+++ Extracted data
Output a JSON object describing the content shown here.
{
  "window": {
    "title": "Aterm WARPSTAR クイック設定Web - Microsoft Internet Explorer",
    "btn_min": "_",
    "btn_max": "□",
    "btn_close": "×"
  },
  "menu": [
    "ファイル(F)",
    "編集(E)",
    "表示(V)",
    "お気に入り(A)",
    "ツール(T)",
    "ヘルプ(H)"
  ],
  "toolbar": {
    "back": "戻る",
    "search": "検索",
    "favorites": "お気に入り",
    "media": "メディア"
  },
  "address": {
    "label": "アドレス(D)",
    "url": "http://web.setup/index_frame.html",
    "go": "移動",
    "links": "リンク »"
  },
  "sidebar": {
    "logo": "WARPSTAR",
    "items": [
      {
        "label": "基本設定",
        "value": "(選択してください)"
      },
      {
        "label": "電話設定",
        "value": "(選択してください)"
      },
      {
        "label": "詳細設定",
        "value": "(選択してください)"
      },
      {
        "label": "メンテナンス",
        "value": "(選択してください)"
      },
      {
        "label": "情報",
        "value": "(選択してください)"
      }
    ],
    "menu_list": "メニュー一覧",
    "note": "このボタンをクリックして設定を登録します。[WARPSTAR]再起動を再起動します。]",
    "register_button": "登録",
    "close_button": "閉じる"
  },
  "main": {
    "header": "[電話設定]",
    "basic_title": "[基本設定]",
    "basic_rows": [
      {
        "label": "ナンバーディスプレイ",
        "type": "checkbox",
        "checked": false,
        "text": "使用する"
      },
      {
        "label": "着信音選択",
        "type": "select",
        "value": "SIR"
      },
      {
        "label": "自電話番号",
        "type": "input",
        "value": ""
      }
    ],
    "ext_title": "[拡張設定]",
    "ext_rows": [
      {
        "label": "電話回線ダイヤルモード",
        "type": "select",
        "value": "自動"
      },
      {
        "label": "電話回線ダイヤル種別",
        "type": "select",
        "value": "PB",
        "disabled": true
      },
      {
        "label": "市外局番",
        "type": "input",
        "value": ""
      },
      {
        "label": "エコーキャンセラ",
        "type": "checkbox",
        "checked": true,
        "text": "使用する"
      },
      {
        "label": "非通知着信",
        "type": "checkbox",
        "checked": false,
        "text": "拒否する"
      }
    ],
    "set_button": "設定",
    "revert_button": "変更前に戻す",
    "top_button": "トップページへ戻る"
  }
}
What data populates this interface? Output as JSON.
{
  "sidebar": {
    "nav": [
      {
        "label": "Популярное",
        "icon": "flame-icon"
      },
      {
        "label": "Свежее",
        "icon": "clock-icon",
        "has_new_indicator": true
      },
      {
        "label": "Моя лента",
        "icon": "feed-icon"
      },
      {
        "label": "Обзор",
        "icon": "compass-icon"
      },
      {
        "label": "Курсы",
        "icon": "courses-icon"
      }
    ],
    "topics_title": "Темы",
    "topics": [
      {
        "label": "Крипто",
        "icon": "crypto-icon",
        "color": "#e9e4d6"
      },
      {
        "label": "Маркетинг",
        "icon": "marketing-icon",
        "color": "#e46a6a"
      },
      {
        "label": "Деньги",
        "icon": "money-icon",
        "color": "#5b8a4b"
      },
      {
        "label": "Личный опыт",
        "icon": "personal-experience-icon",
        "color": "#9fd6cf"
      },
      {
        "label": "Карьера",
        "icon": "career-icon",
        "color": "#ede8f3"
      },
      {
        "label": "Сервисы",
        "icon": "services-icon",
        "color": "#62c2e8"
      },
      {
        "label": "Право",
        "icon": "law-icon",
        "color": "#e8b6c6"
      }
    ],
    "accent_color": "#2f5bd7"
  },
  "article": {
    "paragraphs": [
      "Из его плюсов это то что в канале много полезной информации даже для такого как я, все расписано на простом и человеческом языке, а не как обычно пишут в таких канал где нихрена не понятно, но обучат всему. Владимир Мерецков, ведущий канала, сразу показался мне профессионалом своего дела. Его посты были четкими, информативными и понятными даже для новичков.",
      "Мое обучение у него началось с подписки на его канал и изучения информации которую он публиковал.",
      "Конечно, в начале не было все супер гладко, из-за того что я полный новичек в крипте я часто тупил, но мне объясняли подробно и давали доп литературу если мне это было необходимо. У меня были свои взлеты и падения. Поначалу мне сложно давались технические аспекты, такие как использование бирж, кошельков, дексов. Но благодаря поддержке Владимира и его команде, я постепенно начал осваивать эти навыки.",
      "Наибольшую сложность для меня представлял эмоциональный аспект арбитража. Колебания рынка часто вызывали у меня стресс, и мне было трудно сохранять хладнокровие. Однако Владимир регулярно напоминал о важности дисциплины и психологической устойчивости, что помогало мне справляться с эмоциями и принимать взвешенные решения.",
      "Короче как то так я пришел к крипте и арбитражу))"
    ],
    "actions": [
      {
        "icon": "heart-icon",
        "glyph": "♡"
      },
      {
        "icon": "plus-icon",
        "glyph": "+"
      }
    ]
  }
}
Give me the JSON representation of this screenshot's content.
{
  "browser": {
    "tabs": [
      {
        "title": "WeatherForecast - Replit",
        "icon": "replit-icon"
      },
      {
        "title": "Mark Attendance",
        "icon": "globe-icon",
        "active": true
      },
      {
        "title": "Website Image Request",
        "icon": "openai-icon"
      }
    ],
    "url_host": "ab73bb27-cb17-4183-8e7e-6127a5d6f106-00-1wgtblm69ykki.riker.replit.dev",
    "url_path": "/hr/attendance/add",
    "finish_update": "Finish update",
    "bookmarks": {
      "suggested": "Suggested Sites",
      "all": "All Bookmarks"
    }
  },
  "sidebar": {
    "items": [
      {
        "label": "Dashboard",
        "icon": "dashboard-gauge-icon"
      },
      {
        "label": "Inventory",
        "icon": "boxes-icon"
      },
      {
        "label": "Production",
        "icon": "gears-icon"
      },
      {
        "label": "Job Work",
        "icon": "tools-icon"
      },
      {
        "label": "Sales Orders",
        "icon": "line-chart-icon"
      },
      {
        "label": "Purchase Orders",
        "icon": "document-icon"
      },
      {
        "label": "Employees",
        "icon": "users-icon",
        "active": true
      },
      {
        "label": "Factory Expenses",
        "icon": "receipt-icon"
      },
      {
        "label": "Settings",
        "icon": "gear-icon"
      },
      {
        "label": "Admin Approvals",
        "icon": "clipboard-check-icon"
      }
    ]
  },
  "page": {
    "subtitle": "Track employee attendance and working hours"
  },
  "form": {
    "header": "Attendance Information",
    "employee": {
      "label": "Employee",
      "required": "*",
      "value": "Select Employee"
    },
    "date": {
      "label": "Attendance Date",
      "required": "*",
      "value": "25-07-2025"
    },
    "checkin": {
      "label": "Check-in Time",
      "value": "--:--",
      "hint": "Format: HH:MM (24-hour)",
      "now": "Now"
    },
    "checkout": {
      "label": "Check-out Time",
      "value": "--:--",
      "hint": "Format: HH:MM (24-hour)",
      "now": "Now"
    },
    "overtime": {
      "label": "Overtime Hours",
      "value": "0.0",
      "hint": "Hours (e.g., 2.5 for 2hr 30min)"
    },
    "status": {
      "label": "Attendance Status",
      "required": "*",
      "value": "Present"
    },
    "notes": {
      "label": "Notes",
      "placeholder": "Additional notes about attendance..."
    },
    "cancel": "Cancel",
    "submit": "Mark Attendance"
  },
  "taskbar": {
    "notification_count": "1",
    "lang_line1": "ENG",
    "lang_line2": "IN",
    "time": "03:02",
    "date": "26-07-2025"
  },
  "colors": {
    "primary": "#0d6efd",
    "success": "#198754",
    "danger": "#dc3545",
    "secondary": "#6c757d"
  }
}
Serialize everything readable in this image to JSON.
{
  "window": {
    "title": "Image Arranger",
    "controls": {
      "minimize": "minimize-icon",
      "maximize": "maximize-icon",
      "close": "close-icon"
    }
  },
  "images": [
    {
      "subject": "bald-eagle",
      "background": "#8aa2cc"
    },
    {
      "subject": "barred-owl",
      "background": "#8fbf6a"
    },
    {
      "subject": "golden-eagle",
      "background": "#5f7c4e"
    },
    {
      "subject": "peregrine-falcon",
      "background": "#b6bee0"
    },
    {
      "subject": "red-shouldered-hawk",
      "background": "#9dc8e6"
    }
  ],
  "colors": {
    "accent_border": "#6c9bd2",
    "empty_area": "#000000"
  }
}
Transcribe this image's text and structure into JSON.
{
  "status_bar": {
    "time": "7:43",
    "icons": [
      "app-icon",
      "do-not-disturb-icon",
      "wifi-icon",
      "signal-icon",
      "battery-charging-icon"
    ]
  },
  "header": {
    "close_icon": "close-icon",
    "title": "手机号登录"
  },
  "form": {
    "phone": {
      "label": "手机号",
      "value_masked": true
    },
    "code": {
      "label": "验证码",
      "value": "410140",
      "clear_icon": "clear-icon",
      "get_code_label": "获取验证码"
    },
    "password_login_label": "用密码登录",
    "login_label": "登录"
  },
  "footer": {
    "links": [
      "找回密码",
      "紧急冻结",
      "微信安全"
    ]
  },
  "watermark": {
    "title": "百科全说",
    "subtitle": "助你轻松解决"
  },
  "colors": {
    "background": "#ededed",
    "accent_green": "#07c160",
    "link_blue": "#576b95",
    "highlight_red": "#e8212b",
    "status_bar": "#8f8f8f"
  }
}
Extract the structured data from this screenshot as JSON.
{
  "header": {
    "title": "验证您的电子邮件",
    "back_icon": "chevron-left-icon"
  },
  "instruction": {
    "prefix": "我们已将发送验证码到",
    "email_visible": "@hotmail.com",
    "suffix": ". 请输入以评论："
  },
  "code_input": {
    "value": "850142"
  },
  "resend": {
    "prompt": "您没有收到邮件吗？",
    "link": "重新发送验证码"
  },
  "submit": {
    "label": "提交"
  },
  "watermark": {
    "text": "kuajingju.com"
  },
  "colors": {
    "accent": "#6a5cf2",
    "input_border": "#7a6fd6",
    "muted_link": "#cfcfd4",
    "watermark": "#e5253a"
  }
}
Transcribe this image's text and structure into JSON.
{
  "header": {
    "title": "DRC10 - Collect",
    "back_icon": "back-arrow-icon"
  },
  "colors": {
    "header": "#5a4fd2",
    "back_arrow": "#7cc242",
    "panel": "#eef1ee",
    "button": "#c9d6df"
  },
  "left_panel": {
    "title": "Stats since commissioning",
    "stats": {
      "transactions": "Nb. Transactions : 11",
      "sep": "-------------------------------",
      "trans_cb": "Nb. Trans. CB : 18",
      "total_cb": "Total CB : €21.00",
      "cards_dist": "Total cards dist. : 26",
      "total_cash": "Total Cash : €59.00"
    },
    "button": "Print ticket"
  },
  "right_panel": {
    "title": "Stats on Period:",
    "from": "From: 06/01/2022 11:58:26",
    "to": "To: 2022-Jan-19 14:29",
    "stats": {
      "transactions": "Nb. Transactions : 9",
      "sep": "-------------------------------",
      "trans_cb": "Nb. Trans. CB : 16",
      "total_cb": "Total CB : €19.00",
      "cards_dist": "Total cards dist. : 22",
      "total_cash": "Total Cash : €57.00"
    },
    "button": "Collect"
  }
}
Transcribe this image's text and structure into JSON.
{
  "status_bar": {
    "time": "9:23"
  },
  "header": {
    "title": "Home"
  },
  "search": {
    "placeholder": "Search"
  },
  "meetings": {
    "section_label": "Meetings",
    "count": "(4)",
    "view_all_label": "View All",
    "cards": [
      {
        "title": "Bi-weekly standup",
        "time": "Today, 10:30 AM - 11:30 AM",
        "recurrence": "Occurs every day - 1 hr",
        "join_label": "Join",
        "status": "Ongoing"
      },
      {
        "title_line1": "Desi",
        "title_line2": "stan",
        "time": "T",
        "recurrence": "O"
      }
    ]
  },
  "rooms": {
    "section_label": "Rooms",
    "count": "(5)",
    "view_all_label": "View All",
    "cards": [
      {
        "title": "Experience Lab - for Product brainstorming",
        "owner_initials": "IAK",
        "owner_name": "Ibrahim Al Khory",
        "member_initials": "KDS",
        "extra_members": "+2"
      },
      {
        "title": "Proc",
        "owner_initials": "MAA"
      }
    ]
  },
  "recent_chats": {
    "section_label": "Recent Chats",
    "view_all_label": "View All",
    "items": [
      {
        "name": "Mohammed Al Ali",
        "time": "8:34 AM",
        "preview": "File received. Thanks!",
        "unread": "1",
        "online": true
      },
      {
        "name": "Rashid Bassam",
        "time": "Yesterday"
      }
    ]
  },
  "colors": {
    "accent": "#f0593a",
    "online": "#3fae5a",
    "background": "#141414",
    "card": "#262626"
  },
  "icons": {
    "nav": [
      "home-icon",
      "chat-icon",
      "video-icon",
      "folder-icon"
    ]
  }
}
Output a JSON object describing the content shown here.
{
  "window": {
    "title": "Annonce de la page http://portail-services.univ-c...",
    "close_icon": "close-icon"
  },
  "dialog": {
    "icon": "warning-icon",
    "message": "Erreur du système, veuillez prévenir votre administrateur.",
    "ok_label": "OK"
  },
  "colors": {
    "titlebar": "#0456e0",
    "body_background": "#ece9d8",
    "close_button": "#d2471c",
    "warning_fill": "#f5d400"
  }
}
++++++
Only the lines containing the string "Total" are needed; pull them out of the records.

:: Answer to the exercise ::
      "total_cb": "Total CB : €21.00",
      "cards_dist": "Total cards dist. : 26",
      "total_cash": "Total Cash : €59.00"
      "total_cb": "Total CB : €19.00",
      "cards_dist": "Total cards dist. : 22",
      "total_cash": "Total Cash : €57.00"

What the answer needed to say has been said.